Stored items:
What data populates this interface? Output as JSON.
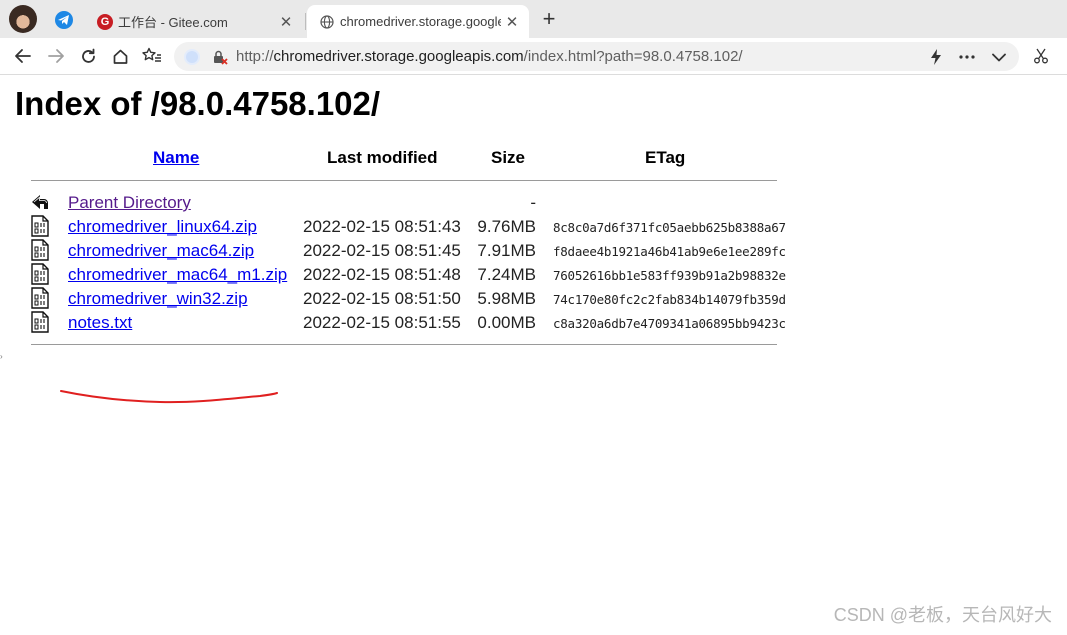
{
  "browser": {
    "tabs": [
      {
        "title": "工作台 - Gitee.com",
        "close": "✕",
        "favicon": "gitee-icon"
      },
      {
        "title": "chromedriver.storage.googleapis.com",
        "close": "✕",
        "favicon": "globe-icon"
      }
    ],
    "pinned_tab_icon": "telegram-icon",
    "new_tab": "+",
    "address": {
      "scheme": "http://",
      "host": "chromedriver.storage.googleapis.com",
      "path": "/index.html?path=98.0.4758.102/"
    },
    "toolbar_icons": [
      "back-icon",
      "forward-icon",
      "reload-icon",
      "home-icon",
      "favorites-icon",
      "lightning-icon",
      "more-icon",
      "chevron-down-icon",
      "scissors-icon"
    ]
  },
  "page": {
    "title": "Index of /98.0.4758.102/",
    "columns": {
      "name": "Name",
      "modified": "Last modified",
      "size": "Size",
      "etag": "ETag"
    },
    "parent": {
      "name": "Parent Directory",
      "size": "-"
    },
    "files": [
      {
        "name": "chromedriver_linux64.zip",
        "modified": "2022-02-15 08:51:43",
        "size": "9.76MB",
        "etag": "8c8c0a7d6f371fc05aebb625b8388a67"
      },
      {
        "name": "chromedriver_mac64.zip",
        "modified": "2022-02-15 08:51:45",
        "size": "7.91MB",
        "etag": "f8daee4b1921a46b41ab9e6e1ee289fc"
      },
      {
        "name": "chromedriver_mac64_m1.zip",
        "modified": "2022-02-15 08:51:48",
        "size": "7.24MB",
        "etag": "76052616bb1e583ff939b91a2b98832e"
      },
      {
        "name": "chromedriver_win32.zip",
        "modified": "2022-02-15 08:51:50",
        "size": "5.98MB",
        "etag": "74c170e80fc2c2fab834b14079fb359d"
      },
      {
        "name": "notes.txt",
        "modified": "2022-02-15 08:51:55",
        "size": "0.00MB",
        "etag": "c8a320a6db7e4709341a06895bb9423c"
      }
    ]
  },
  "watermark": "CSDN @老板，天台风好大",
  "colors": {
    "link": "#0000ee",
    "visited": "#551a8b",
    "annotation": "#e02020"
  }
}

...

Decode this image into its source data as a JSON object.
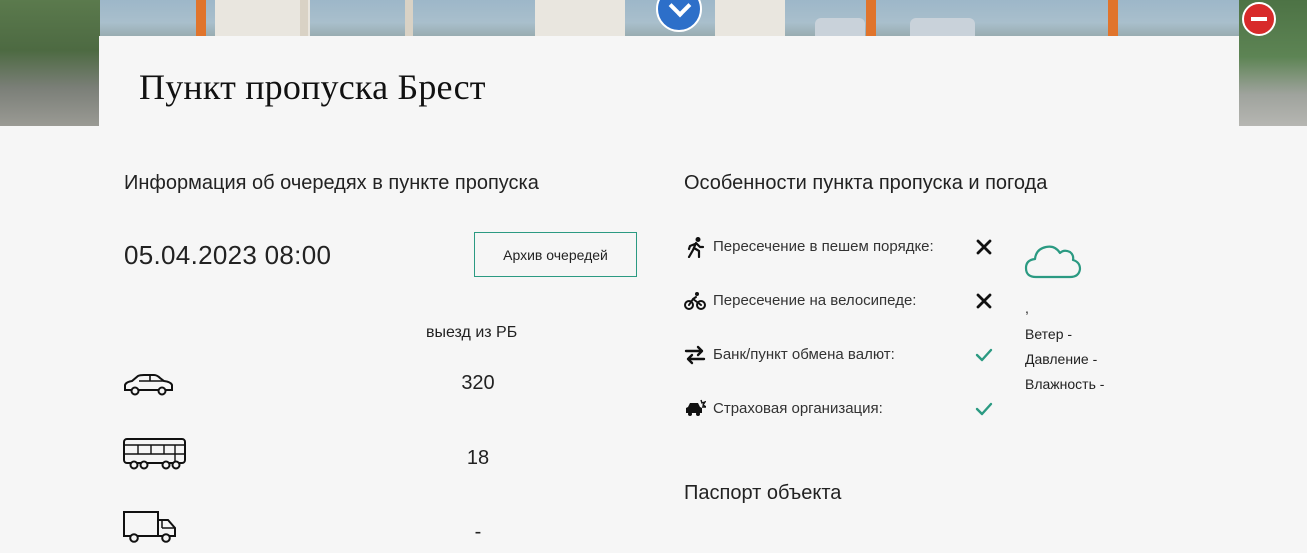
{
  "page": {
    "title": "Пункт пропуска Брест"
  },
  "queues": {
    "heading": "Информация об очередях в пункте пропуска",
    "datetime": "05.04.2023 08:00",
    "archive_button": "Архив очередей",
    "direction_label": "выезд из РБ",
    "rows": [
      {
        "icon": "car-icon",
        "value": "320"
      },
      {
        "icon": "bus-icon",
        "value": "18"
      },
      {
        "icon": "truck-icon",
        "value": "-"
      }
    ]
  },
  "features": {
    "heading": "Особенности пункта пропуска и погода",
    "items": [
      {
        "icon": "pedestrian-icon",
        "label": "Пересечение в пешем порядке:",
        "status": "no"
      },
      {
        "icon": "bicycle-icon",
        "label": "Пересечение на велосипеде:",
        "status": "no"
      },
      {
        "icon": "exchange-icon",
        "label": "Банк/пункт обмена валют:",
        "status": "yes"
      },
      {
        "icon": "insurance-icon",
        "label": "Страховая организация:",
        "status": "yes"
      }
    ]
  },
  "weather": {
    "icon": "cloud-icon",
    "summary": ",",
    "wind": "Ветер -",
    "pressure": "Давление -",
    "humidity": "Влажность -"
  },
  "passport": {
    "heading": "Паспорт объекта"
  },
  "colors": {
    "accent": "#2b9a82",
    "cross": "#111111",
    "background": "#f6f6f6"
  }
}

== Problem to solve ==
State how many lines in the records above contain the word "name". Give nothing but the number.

== Answer section ==
7